▶ _Data records_:
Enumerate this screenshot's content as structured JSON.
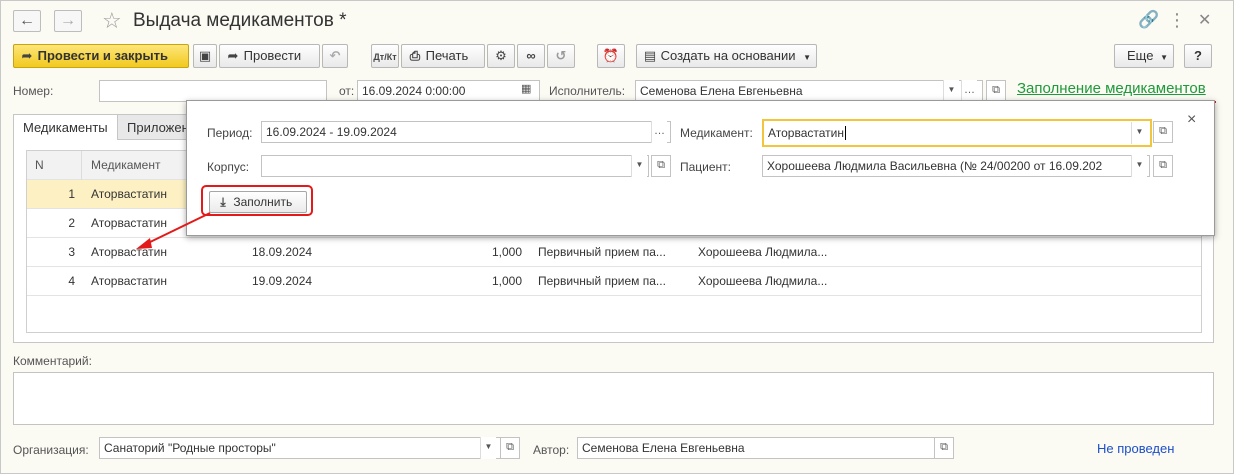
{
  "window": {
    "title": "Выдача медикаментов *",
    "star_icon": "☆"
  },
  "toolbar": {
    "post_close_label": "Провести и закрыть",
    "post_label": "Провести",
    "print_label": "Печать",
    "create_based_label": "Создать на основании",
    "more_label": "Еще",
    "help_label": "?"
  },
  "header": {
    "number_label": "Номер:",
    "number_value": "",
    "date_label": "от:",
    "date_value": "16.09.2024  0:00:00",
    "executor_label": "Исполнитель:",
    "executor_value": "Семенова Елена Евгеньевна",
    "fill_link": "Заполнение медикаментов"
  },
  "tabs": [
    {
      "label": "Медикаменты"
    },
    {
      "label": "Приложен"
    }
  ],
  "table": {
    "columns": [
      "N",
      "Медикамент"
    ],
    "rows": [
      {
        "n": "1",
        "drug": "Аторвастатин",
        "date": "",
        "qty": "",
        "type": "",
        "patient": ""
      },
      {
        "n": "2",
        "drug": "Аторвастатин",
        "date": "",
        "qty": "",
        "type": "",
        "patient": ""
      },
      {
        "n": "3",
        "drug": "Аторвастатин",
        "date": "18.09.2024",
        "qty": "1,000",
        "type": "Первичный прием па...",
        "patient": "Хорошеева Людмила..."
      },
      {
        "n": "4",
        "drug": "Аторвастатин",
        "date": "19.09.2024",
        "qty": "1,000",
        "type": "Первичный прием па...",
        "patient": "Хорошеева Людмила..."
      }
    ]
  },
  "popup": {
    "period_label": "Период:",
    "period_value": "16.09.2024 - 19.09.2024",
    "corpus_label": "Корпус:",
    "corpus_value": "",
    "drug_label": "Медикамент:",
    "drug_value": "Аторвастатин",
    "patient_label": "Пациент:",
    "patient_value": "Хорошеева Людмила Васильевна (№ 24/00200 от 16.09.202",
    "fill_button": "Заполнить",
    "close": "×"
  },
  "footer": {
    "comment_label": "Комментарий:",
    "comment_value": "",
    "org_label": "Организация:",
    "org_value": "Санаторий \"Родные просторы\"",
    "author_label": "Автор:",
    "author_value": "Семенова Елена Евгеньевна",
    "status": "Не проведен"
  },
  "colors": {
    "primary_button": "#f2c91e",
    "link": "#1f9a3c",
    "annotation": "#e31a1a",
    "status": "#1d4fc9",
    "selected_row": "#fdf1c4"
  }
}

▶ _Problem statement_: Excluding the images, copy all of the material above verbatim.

▶ _Solution for this problem_:
Enumerate this screenshot's content as structured JSON.
{
  "window": {
    "title": "Выдача медикаментов *",
    "star_icon": "☆"
  },
  "toolbar": {
    "post_close_label": "Провести и закрыть",
    "post_label": "Провести",
    "print_label": "Печать",
    "create_based_label": "Создать на основании",
    "more_label": "Еще",
    "help_label": "?"
  },
  "header": {
    "number_label": "Номер:",
    "number_value": "",
    "date_label": "от:",
    "date_value": "16.09.2024  0:00:00",
    "executor_label": "Исполнитель:",
    "executor_value": "Семенова Елена Евгеньевна",
    "fill_link": "Заполнение медикаментов"
  },
  "tabs": [
    {
      "label": "Медикаменты"
    },
    {
      "label": "Приложен"
    }
  ],
  "table": {
    "columns": [
      "N",
      "Медикамент"
    ],
    "rows": [
      {
        "n": "1",
        "drug": "Аторвастатин",
        "date": "",
        "qty": "",
        "type": "",
        "patient": ""
      },
      {
        "n": "2",
        "drug": "Аторвастатин",
        "date": "",
        "qty": "",
        "type": "",
        "patient": ""
      },
      {
        "n": "3",
        "drug": "Аторвастатин",
        "date": "18.09.2024",
        "qty": "1,000",
        "type": "Первичный прием па...",
        "patient": "Хорошеева Людмила..."
      },
      {
        "n": "4",
        "drug": "Аторвастатин",
        "date": "19.09.2024",
        "qty": "1,000",
        "type": "Первичный прием па...",
        "patient": "Хорошеева Людмила..."
      }
    ]
  },
  "popup": {
    "period_label": "Период:",
    "period_value": "16.09.2024 - 19.09.2024",
    "corpus_label": "Корпус:",
    "corpus_value": "",
    "drug_label": "Медикамент:",
    "drug_value": "Аторвастатин",
    "patient_label": "Пациент:",
    "patient_value": "Хорошеева Людмила Васильевна (№ 24/00200 от 16.09.202",
    "fill_button": "Заполнить",
    "close": "×"
  },
  "footer": {
    "comment_label": "Комментарий:",
    "comment_value": "",
    "org_label": "Организация:",
    "org_value": "Санаторий \"Родные просторы\"",
    "author_label": "Автор:",
    "author_value": "Семенова Елена Евгеньевна",
    "status": "Не проведен"
  },
  "colors": {
    "primary_button": "#f2c91e",
    "link": "#1f9a3c",
    "annotation": "#e31a1a",
    "status": "#1d4fc9",
    "selected_row": "#fdf1c4"
  }
}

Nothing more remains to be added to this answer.